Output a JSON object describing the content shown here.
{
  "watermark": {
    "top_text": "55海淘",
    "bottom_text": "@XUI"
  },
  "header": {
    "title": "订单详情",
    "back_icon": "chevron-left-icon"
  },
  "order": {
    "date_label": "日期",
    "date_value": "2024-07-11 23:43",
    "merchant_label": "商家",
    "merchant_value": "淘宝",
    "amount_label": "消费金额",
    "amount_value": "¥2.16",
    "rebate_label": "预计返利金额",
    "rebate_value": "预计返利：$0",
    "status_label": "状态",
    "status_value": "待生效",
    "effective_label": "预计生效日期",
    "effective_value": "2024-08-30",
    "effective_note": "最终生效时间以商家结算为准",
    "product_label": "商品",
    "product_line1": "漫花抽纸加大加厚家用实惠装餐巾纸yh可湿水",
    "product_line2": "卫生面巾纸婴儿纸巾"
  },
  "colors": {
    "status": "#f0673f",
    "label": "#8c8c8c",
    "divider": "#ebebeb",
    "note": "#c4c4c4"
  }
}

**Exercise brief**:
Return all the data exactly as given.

**Solved exercise**:
Output a JSON object describing the content shown here.
{
  "watermark": {
    "top_text": "55海淘",
    "bottom_text": "@XUI"
  },
  "header": {
    "title": "订单详情",
    "back_icon": "chevron-left-icon"
  },
  "order": {
    "date_label": "日期",
    "date_value": "2024-07-11 23:43",
    "merchant_label": "商家",
    "merchant_value": "淘宝",
    "amount_label": "消费金额",
    "amount_value": "¥2.16",
    "rebate_label": "预计返利金额",
    "rebate_value": "预计返利：$0",
    "status_label": "状态",
    "status_value": "待生效",
    "effective_label": "预计生效日期",
    "effective_value": "2024-08-30",
    "effective_note": "最终生效时间以商家结算为准",
    "product_label": "商品",
    "product_line1": "漫花抽纸加大加厚家用实惠装餐巾纸yh可湿水",
    "product_line2": "卫生面巾纸婴儿纸巾"
  },
  "colors": {
    "status": "#f0673f",
    "label": "#8c8c8c",
    "divider": "#ebebeb",
    "note": "#c4c4c4"
  }
}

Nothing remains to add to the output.